William Smith - I am senior constable at Brisbane Water; I heard of the death of Charlotte Farrel; it was reported to me on the Sunday after Christmas day, by constable Chitty; I went round to the inhabitants to institute an inquiry into the cause of her death; I went to the prisoner's house on the Monday; when I saw him I said it was a bad accident, and that it was reported she had died by violence, he answered that persons were fond of carrying stories, and that they lost nothing in carrying; he expressed a wish to have her buried, but I informed him that the body could not be buried till the Inquest sat; he said he would have the body interred if it cost him his life, as it was impossible to keep it any longer in the house; persons had left the house in consequence of the bad smell; the body was in a very advanced stage of decomposition; the weather was very hot at the time; three persons only assembled, only one of whom would look at the body; the prisoner asked me to inspect the body; his anxiety to have it buried I consider to have proceeded from its bad state, and not from a wish to prevent an examination; when I found the Inquest did not attend, I consented to its interment.  This closed the case for the prosecution.

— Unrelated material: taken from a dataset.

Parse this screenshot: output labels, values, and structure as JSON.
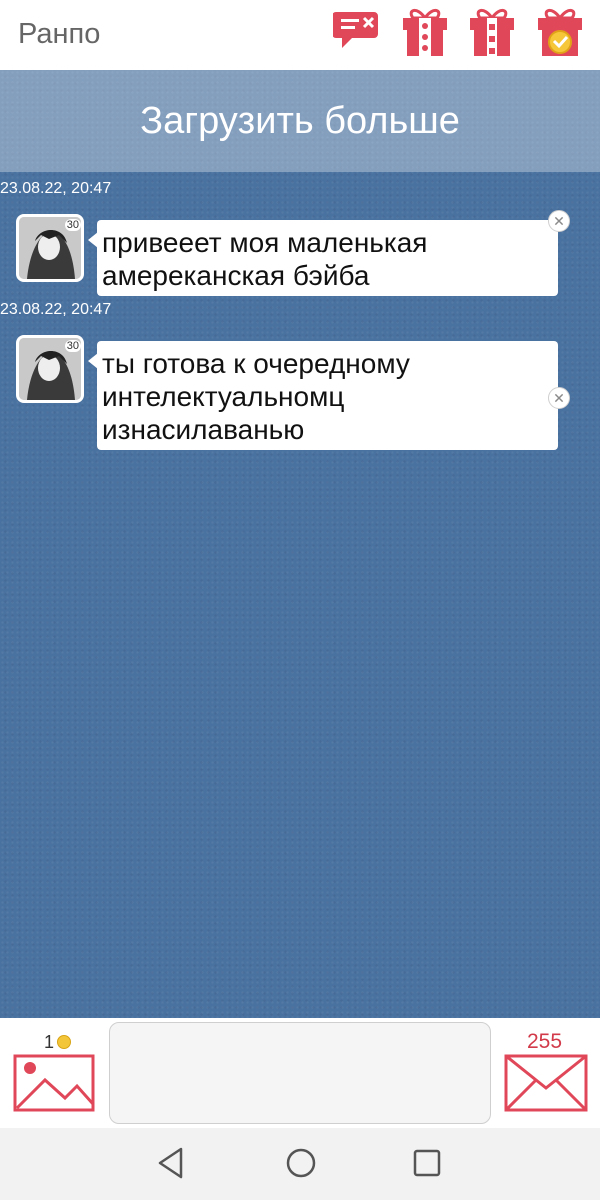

Peter Alcock examined. - I live at Brisbane Water; I remember Christmas Day last; I saw the deceased, Charlotte Farrel, on that day; I heard a man named Charles Steward ask her for some clothes which she had in her possession belonging to him; she said that she would not give them up until he paid her what he owed her; he said he would have them or the black wh--`s life, meaning deceased, that very day; he had a piece of rough edging in his hand, with which he gave her one severe blow; this was about six o'clock in the morning; I saw her afterwards; she had a lump on the left side of her head, about the size of a pullet's egg.  Several other witnesses, on behalf of the prisoner, spoke of the circumstance of the ill usage she had received from Steward.  On the objection of the Attorney General to these questions, His Honor again repeated that the prisoner was perfectly at liberty to shew that deceased had received her injuries at other hand than his.

A respectable witness was put in, who spoke of the prisoner as a kind, indulgent husband, he had been employed under him for some time and lived in the same neighbourhood; he admitted however, that he had never seen him in liquor, nor in any way excited.

Mr. Robert Cox spoke of him as being a hard-working man; he had never heard any thing prejudicial to his character; but he was rather irritable.

His Honor recapitulating the evidence, regretted the absence of medical testimony and put the case to the Jury as it stood.  The Jury retired for about half an hour and returned a verdict of Not Guilty, observing, that they had come to that conclusion as a consequence of the absence of medical testimony.



[1 ] See also Sydney Gazette, 13 May 1834; Australian, 13 May 1834.  For commentary, see Australian, 13 May 1834, which argued that Farrel should have been charged with assault after being acquitted of murder, and that a medical man should be brought in for all cases of suspicious death.

Published by the Division of Law, Macquarie University